Toward the end of the CBS interview, Winfrey invites Obama to go "glamping" with her (a portmanteau combining "glamorous" and "camping," and the only acceptable way to sleep in the woods, in my humble opinion). Obama tentatively agrees, and if you watch closely, her tone changes to one of familiarity. That makes sense, considering very few people would agree to up and spend a weekend alone in nature with anybody but a very good friend. In fact, a "glamping" invitation is akin to the "Can you help me move?" test of friendship: Anyone who says yes is the real deal.
Oprah has admitted outright that she is friends with both the president and Michelle Obama. In a behind-the-scenes video for Oprah.com, Winfrey makes clear that she is resolutely opposed to even the appearance of using that friendship for professional gain. And as many Americans will no doubt remember, Winfrey endorsed then-candidate Barack Obama in 2008, bringing her inimitable star power to his bid to become president. And it's worth noting that her endorsement of Obama marked the first time Winfrey put her name down next to a specific candidate. The friendship is strong between these two families.
How strong? Strong enough that in 2014, Michelle Obama spent her birthday at Winfrey's place in Maui, on a "girlfriends' getaway." Moving past the FOMO here, it's clear that Obama and Winfrey are very close indeed. You don't spend your birthday with just anybody, and you certainly don't travel thousands of miles to hang out with casual acquaintances.

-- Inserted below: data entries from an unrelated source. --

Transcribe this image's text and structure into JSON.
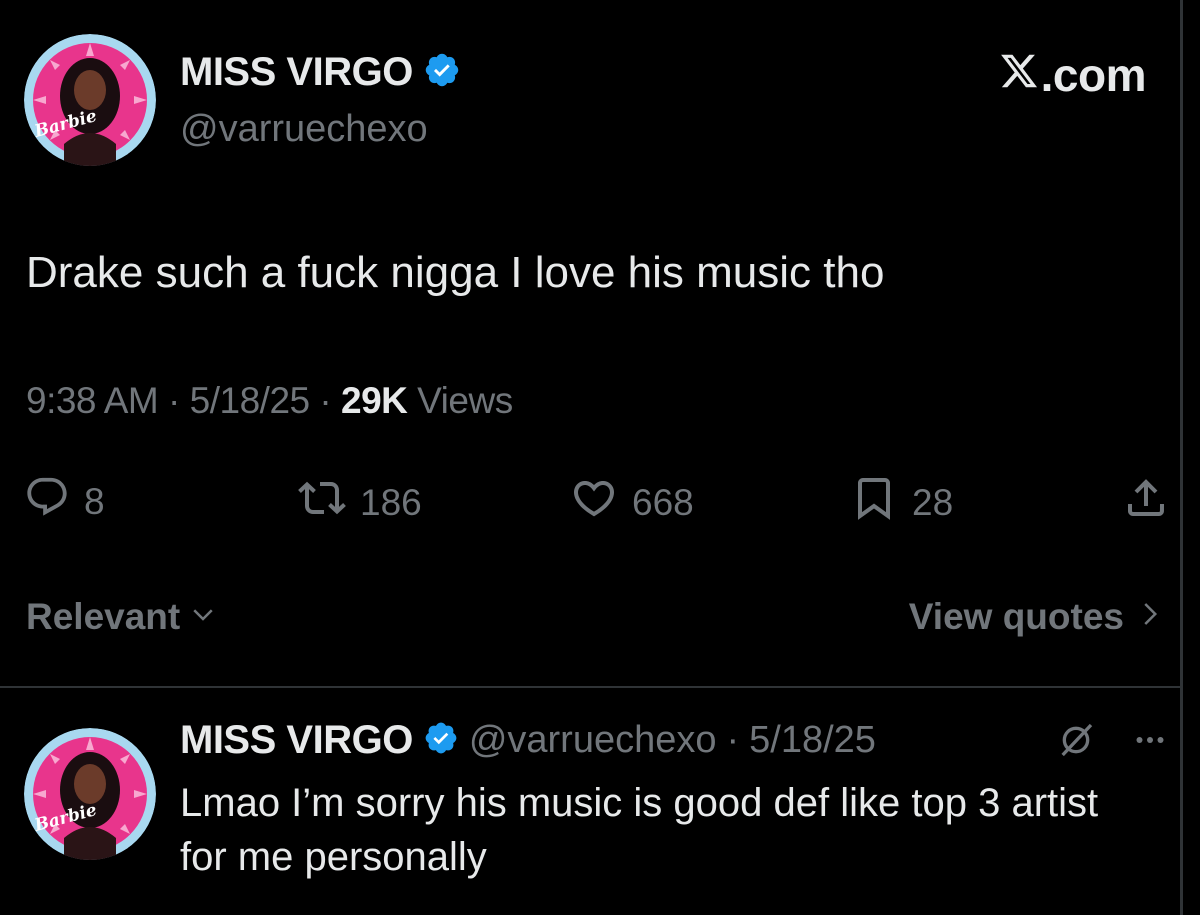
{
  "tweet": {
    "author": {
      "display_name": "MISS VIRGO",
      "handle": "@varruechexo",
      "avatar_label": "Barbie"
    },
    "brand": ".com",
    "text": "Drake such a fuck nigga I love his music tho",
    "time": "9:38 AM",
    "date": "5/18/25",
    "views_count": "29K",
    "views_label": "Views",
    "separator": "·",
    "stats": {
      "replies": "8",
      "retweets": "186",
      "likes": "668",
      "bookmarks": "28"
    }
  },
  "replies_bar": {
    "sort_label": "Relevant",
    "view_quotes_label": "View quotes"
  },
  "reply": {
    "author": {
      "display_name": "MISS VIRGO",
      "handle": "@varruechexo",
      "avatar_label": "Barbie"
    },
    "separator": "·",
    "date": "5/18/25",
    "text": "Lmao I’m sorry his music is good def like top 3 artist for me personally"
  },
  "icons": {
    "verified": "verified-badge-icon",
    "x_logo": "x-logo-icon",
    "reply": "reply-icon",
    "retweet": "retweet-icon",
    "like": "heart-icon",
    "bookmark": "bookmark-icon",
    "share": "share-icon",
    "chevron_down": "chevron-down-icon",
    "chevron_right": "chevron-right-icon",
    "grok": "grok-icon",
    "more": "more-icon"
  },
  "colors": {
    "background": "#000000",
    "primary_text": "#e7e9ea",
    "secondary_text": "#71767b",
    "verified_blue": "#1d9bf0",
    "divider": "#2f3336",
    "avatar_ring": "#a8d8f0",
    "avatar_pink": "#e8358c"
  }
}
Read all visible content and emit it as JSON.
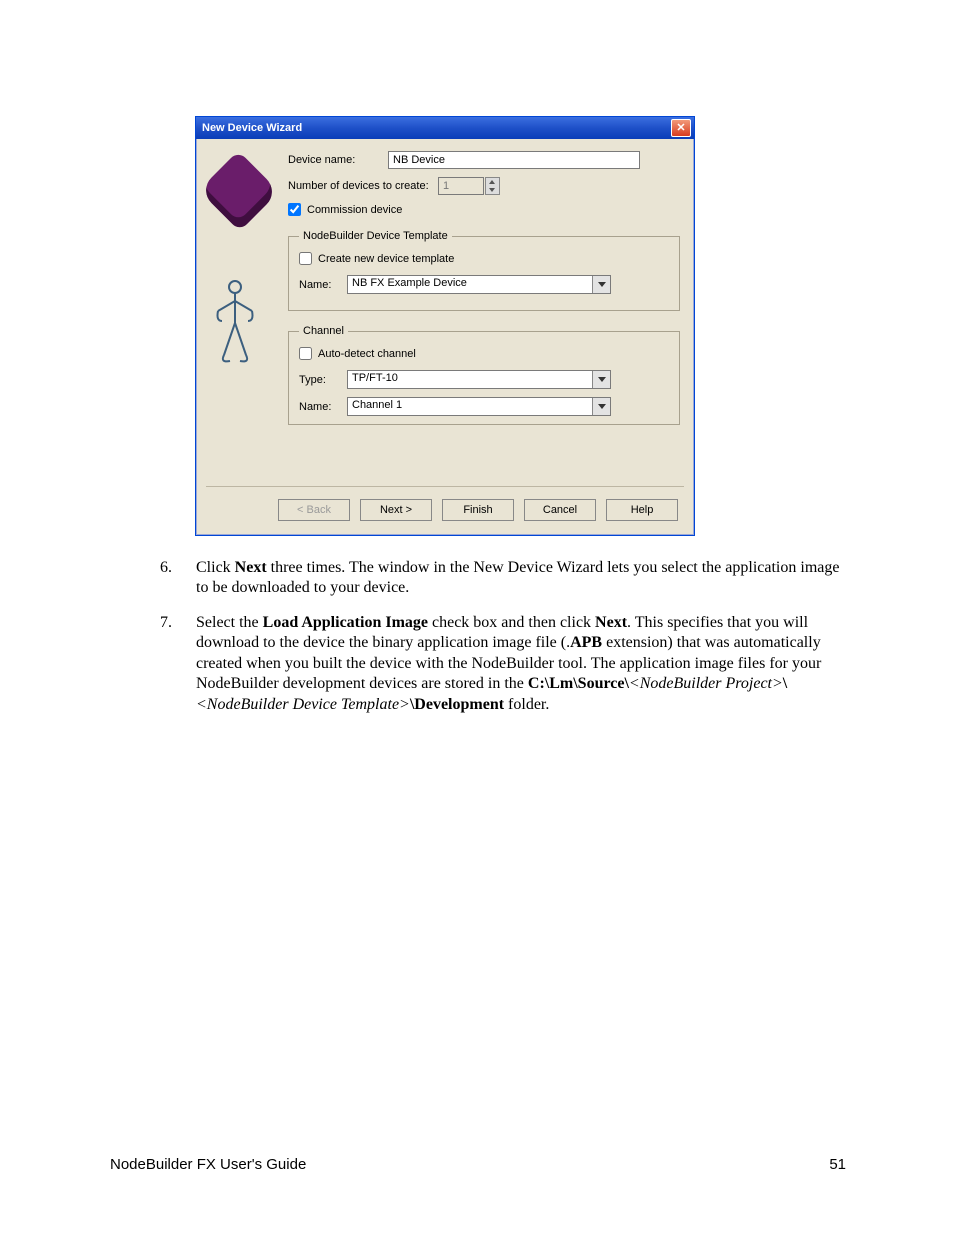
{
  "dialog": {
    "title": "New Device Wizard",
    "device_name_label": "Device name:",
    "device_name_value": "NB Device",
    "num_devices_label": "Number of devices to create:",
    "num_devices_value": "1",
    "commission_label": "Commission device",
    "template_legend": "NodeBuilder Device Template",
    "create_template_label": "Create new device template",
    "template_name_label": "Name:",
    "template_name_value": "NB FX Example Device",
    "channel_legend": "Channel",
    "autodetect_label": "Auto-detect channel",
    "type_label": "Type:",
    "type_value": "TP/FT-10",
    "channel_name_label": "Name:",
    "channel_name_value": "Channel 1",
    "buttons": {
      "back": "< Back",
      "next": "Next >",
      "finish": "Finish",
      "cancel": "Cancel",
      "help": "Help"
    }
  },
  "doc": {
    "step6_num": "6.",
    "step6_a": "Click ",
    "step6_b": "Next",
    "step6_c": " three times.  The window in the New Device Wizard lets you select the application image to be downloaded to your device.",
    "step7_num": "7.",
    "step7_a": "Select the ",
    "step7_b": "Load Application Image",
    "step7_c": " check box and then click ",
    "step7_d": "Next",
    "step7_e": ".  This specifies that you will download to the device the binary application image file (.",
    "step7_f": "APB",
    "step7_g": " extension) that was automatically created when you built the device with the NodeBuilder tool.  The application image files for your NodeBuilder development devices are stored in the ",
    "step7_h": "C:\\Lm\\Source\\",
    "step7_i": "<NodeBuilder Project>",
    "step7_j": "\\",
    "step7_k": "<NodeBuilder Device Template>",
    "step7_l": "\\Development",
    "step7_m": " folder.",
    "footer_left": "NodeBuilder FX User's Guide",
    "footer_right": "51"
  }
}
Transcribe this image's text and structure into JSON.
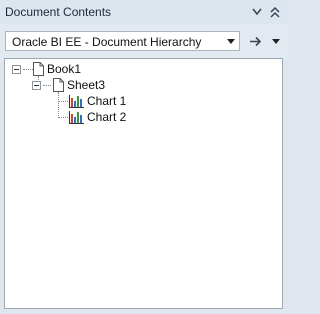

And while that type of off-camera camaraderie can often distract, or even detract, from a good interview, in this case, the friendship between these two women was ideal for the moment. Obama was at ease, and her uplifting answers, even in the face of the criticism she's endured as First Lady and the coming reality of a Trump presidency, were a motivating salve for voters still feeling wounded by the election results of Nov. 8.